* **EXERCISE**:
Compute how many lines below contain the word "file" and respond with that number only.
** Opening PROVIDED DATA block **
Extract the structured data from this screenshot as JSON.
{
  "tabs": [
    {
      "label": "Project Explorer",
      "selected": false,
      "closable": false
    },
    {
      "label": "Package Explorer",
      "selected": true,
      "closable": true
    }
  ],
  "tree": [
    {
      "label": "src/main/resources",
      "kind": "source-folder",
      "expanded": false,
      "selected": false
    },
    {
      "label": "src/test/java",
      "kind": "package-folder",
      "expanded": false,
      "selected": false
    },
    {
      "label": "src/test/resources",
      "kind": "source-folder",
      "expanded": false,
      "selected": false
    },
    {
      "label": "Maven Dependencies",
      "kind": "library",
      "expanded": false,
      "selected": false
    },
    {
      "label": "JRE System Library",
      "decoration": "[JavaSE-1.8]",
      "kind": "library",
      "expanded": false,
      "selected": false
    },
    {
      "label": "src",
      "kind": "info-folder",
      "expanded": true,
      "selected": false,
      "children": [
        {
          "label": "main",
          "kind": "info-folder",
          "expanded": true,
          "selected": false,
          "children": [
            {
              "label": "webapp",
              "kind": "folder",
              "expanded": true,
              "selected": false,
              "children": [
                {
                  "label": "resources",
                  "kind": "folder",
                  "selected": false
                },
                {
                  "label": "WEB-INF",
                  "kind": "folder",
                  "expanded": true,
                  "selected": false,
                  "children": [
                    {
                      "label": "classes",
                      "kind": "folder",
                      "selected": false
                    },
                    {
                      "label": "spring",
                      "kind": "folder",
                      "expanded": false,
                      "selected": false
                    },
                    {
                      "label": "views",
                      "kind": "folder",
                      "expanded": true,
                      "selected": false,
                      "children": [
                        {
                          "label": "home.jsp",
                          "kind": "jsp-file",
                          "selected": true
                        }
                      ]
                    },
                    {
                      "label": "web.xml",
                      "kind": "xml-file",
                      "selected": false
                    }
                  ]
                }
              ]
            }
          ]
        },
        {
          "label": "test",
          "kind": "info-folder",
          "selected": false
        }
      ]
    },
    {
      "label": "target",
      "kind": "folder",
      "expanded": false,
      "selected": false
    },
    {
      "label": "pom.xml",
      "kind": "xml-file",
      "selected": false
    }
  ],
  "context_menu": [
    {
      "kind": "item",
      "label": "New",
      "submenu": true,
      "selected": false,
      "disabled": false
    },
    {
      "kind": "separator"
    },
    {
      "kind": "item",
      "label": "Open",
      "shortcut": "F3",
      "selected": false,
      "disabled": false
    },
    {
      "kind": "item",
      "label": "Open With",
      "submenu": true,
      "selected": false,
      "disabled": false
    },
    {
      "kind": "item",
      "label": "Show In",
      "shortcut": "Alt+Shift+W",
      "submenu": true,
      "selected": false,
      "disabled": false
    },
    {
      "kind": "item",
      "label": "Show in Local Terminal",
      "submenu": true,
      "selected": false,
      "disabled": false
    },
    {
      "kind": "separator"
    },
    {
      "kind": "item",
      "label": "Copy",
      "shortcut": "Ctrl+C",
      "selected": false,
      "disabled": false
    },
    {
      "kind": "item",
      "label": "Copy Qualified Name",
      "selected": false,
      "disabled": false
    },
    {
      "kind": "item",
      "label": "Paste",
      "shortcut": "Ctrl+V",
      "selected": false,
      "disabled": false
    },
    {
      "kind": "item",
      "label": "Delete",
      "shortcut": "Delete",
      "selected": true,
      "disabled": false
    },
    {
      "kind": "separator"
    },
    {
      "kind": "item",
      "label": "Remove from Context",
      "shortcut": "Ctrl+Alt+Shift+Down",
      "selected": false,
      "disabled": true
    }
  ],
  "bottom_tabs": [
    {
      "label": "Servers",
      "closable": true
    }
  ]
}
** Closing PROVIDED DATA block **
* **RESPONSE TO THE TASK**:
3